Salakya Chikitsa (ENT & Cephalic Diseases)

Describes ailments of adults not treated by other branches of Ayurveda. Hence known as general medicine.

Visha Chikitsa (Toxicology)

This branch deals with the toxins from vegetables, minerals and also toxins from animal origins. The concept of pollution of air and water in certain places and seasons has been given special consideration. Such pollution is also said to be the cause of various epidemics.

Rasayana (Rejuvenation Therapy)

This branch which is unique to Ayurveda, deals with prevention of diseases and promotion of a long and healthy life.

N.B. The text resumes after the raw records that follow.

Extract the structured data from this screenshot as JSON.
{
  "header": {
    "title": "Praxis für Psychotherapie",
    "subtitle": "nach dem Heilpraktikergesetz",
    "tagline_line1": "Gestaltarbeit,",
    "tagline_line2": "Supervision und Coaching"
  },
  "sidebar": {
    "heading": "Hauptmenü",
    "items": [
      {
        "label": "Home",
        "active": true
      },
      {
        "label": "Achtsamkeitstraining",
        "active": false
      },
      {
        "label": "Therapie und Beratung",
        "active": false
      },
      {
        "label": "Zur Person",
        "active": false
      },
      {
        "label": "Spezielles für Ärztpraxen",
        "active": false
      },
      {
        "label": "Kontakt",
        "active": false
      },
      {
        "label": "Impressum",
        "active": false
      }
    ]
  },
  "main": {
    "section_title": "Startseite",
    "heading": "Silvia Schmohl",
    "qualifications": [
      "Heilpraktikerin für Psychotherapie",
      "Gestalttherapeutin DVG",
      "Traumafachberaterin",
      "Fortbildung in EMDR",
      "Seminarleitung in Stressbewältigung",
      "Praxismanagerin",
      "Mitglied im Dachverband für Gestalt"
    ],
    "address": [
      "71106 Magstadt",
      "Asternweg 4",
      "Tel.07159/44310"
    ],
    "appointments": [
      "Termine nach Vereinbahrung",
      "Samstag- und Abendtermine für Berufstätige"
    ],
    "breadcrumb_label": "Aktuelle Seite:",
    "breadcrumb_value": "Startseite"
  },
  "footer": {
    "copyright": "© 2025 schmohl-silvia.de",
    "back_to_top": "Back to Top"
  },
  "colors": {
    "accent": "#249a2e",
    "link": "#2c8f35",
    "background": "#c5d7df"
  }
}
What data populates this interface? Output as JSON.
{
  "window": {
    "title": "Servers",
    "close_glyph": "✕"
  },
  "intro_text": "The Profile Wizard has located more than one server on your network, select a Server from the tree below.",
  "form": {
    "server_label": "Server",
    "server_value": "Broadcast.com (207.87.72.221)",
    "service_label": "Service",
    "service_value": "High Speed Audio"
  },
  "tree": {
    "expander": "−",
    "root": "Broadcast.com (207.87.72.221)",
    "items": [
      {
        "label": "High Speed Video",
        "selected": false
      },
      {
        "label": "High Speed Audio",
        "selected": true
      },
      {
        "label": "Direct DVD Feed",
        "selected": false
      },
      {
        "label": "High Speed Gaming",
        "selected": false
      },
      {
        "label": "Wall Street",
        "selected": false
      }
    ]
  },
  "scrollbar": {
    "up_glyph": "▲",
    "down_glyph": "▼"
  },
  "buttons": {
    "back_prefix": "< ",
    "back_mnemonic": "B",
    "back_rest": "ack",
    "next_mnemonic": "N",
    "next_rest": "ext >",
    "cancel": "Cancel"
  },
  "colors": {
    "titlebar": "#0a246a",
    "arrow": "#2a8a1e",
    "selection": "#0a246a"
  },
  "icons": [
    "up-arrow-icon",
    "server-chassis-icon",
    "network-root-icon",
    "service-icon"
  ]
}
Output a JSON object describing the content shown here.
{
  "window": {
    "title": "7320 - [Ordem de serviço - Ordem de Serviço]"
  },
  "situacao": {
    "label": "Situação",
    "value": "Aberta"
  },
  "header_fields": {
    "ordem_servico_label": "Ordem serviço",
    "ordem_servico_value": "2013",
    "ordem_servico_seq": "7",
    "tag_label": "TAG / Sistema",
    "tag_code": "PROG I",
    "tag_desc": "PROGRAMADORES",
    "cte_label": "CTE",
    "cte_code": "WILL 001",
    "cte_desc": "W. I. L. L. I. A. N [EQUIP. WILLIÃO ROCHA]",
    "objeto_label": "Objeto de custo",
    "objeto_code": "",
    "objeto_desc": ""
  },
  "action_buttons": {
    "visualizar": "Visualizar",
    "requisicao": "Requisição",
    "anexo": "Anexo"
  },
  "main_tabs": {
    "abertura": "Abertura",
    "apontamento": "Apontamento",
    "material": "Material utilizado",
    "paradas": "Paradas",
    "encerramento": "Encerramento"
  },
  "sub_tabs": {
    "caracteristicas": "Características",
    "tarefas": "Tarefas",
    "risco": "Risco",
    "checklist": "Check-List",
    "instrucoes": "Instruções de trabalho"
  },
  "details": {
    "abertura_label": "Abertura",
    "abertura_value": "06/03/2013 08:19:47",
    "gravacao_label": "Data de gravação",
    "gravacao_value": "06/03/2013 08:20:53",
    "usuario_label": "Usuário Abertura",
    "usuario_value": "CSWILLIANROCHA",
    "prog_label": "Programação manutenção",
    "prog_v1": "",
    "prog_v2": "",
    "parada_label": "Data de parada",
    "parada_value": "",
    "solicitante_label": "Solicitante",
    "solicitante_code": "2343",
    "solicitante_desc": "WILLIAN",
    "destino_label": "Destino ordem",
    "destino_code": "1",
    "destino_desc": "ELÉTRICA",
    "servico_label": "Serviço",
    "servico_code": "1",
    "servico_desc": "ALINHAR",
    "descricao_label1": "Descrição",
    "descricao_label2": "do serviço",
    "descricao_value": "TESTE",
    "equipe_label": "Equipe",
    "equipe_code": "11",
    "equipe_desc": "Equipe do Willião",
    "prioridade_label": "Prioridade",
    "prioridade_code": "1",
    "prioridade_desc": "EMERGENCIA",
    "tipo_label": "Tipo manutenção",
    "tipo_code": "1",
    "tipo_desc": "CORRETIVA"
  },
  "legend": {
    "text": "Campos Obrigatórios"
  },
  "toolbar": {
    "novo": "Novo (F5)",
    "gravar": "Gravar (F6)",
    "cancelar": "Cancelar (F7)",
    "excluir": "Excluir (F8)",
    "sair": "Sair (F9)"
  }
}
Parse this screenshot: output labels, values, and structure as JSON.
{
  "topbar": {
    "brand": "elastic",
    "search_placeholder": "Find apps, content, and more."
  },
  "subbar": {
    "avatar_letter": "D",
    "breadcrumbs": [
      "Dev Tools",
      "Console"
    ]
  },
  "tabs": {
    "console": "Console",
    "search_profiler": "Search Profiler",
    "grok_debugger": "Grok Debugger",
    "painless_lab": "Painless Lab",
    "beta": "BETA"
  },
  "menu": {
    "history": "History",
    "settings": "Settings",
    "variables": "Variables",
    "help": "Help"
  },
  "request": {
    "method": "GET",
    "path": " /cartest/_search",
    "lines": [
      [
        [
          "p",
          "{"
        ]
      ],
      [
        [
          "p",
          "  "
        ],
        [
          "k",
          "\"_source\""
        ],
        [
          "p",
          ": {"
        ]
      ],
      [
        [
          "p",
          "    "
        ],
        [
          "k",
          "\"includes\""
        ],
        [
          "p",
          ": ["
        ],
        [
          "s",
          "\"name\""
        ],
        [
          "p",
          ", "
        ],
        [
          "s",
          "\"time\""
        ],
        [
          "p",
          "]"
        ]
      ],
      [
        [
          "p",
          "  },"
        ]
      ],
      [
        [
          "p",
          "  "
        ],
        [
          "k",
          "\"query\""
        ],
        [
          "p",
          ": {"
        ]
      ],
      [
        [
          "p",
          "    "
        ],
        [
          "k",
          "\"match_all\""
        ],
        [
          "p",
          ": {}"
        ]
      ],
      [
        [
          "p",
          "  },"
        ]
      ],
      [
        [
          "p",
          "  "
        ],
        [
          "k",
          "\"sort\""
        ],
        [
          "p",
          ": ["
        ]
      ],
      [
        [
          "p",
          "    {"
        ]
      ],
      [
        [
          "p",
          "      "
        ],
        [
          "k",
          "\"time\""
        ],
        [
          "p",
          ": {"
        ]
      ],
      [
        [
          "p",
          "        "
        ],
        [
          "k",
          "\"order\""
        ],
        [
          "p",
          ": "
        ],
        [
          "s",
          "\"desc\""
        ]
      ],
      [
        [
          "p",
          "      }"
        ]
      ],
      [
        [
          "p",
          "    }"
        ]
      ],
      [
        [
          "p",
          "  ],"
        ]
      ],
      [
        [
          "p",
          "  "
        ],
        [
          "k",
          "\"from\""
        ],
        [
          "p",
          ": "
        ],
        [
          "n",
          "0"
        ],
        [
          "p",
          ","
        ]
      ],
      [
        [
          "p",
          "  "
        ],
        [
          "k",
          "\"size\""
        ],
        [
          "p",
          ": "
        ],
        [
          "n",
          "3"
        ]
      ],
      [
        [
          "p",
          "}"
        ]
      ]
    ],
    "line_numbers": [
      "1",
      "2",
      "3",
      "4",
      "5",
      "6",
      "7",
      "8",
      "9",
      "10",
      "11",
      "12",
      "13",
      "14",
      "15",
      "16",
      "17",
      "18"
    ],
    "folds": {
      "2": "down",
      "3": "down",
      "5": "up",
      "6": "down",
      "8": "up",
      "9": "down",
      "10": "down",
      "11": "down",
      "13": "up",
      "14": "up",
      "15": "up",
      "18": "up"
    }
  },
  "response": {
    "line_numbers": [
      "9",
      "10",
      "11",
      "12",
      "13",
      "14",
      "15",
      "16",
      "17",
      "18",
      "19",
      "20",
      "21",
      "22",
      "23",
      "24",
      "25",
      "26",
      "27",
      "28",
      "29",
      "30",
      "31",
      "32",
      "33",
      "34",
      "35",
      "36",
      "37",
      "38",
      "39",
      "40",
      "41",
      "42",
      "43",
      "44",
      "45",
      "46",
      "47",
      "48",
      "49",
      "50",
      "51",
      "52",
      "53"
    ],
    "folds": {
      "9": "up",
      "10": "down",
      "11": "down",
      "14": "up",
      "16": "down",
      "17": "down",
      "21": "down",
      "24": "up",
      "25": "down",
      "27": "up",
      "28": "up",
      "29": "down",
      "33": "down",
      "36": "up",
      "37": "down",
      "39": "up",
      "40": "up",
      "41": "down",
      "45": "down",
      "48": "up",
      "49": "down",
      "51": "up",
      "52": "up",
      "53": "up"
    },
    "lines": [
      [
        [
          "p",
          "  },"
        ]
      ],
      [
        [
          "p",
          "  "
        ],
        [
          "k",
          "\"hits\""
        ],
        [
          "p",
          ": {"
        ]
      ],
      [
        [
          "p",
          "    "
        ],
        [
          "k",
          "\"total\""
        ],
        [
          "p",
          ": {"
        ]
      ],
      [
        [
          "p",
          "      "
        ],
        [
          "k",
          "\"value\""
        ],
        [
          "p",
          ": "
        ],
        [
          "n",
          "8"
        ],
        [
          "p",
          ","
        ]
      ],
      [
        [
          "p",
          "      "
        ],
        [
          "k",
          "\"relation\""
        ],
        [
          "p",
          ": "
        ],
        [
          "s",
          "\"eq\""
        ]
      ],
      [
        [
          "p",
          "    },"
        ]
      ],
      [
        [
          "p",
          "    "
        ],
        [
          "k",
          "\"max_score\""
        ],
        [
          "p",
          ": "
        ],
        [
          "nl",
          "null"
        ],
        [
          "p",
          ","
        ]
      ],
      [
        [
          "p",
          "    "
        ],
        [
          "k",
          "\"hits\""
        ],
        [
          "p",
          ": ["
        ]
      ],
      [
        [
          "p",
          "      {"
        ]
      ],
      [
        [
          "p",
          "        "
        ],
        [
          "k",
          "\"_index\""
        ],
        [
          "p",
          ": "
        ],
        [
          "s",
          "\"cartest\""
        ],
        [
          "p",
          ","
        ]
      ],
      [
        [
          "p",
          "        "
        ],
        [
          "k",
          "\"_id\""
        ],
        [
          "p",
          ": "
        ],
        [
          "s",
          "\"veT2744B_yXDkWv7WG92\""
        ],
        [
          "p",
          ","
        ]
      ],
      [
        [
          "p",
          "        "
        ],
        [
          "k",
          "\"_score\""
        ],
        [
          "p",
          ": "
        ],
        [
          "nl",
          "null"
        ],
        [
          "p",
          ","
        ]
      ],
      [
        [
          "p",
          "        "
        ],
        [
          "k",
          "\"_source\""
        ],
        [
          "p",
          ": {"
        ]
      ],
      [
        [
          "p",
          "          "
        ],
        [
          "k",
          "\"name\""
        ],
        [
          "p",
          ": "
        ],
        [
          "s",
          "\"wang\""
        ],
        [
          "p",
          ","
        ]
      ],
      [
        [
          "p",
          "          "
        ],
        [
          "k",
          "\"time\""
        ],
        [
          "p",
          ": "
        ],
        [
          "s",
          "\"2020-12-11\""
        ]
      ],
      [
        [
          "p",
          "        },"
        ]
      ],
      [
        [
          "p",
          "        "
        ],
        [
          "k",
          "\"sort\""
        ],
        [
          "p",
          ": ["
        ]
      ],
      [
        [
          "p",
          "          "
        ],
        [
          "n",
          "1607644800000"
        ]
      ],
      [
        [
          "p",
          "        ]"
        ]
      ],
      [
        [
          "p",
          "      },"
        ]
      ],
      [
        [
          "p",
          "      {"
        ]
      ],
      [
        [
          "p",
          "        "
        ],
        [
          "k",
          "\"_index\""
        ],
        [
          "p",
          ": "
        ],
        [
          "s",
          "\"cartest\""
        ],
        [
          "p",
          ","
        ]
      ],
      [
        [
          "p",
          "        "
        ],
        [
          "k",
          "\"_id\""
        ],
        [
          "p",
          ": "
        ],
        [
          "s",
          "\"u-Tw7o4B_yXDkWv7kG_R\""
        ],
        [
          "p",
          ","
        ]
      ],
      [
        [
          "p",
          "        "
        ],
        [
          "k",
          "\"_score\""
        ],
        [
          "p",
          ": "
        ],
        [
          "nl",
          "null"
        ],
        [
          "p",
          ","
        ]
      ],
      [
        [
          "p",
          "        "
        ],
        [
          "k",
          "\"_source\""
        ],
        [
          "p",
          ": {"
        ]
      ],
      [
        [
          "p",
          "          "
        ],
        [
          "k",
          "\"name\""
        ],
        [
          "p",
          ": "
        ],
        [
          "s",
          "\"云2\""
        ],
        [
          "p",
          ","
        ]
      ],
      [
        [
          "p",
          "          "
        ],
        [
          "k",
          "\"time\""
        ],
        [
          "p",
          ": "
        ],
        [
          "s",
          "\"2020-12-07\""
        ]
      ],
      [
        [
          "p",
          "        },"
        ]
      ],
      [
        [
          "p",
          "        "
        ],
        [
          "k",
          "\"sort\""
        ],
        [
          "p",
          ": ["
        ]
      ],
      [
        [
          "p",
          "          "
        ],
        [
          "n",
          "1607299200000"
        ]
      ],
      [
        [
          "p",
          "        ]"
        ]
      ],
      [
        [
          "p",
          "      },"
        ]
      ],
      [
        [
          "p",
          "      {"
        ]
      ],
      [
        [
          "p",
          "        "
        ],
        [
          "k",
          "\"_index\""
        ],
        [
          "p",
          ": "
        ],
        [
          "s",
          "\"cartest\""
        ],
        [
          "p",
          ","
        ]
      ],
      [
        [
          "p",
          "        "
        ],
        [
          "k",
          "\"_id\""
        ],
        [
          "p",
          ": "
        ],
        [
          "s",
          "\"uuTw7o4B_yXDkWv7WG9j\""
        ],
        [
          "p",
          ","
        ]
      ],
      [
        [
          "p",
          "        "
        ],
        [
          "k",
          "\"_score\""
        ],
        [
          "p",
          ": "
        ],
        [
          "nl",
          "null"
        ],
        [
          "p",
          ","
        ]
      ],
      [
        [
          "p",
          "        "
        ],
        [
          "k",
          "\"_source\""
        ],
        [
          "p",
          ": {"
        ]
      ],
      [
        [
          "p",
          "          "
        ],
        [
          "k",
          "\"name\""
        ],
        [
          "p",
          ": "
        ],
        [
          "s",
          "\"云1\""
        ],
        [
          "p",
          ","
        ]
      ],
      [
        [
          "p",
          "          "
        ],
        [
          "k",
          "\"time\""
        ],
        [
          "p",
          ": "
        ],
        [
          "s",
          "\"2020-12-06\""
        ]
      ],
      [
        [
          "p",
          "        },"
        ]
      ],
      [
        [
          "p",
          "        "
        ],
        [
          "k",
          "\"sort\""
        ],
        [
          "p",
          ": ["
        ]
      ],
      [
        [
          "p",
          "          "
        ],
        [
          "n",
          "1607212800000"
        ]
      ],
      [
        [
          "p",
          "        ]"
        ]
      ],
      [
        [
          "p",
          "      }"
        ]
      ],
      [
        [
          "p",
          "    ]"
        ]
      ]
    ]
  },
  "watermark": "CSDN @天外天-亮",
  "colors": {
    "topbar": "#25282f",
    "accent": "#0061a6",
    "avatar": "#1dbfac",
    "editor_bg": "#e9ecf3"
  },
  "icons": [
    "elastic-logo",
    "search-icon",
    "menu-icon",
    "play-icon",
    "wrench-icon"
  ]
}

It also advises how to increase our health, intellect and beauty.

Vajeekarana (Aphrodisiac Treatment)

This branch deals with the means of increasing sexual vitality and efficiency. Besides these 8 branches, Ayurveda also brings diseases affecting plants and animals into its ambit of consideration.

Ayurveda is an ancient system of natural healing that helps:

  • Restore balance in the body and mind
  • Lower stress and anxiety
  • Promote weight loss and maintenance
  • Prevent diseases and increase longevity
  • Provide a curative effect for several diseases